The next generation of Embraced children have stumbled upon a new threat and it’s they who are in its crosshairs. I was sad to hear about two of them that were from the Isle of Secrets from the book, The Siren and the Deep Blue Sea. In fact, Quentin, the hero, is from that time in Aerthlan’s history as well. He’s come into his own and has developed a noble set of values and has proved himself loyal, stalwart and an asset to the five kingdoms. However, he is still considered low-born, a servant. It’s something that plays into the plot conflict.

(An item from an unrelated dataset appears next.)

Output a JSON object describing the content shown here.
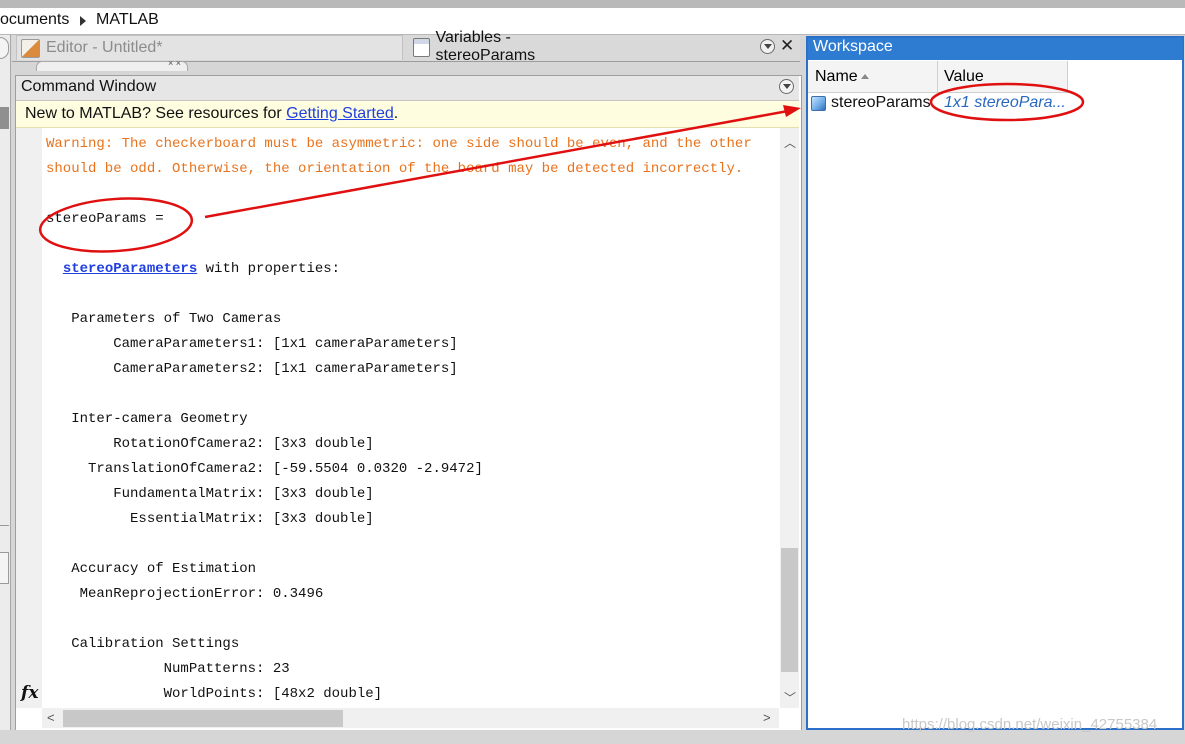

Princess Eviana is in a rut. Unlike what most people think, being a royal isn’t all it’s cracked up to be. She has no life to speak of because her parents have protected her to such a degree, she feels stifled. And, while her parents’ goal to keep her safe is worthwhile, it’s futile when forces outside the kingdom conspire against them and are ready to make their move. Such is the plot behind this novel. The oftentimes used trope of a low-born hero falling in love with a high-born princess, overcoming the obstacle of “never the twain shall meet” is used to good effect in this novel.

By the same token, that same trope is also this story’s wrinkle, marring what could have been a really awesome read. I am not sure if it would have hit me over the head so hard if I’d read the book instead of listening to the audio version, but Quentin’s stoic “I’m not good enough” is worn thin due to repetition, and Eviana’s frustration with the hero’s stubbornness was three times as annoying for me. Eviana had the right of it when she said communication was key. Sure, even after ‘communicating’, Quentin continued to be ‘hands off’ and that’s why I rated this story as I did – too many moments of ‘head to desk’ or face palm.

On the other side of the coin, that same trope contributed to the buildup of sensual tension. The passion is there, the yearning, the touches where they end up in flames, until Quentin doused them again – the author set a lot of kindling between them. Eventually, the spark is hot enough to overcome even Quentin’s stubbornness. Thank goodness!

A strong element sprinkled throughout the novel is humor. The author never fails in creating a scene of hilarity that makes me laugh out loud. The section with the door banging is a standout and totally caught me by surprise. In fact, that whole tavern scene with the two drunks causes quite a few snickers and giggles. I think readers will agree that they are fun and totally entertaining.

There are anti-heroes as well. Those that start off bad, but deep inside, a bright spot of goodness still flickers. The bright spot, though highly tarnished and dimmed, eventually plays into the plot as well. I’m not entirely sold on the character’s possible evolution to the good side – too much can go wrong based on that character’s past. But that’s neither here nor there. For this novel, it sputtered into flaming life in time to make an impact. What made it happen was sad in itself, but highly effective.

The wrinkles notwithstanding, this novel was worth my time and I’m glad I read it. There were moments where I found myself completely fascinated or highly amused or worried, or at the edge of my seat from the suspense and drama. The narrator didn’t have a broad range of vocals, but, like Dame Judi Dench, I could listen to her for hours – oh wait, I did. Ha-ha. But seriously, I did enjoy reading this book and it’s a nice addition to the series, plus the happy ever after is satisfying and complete.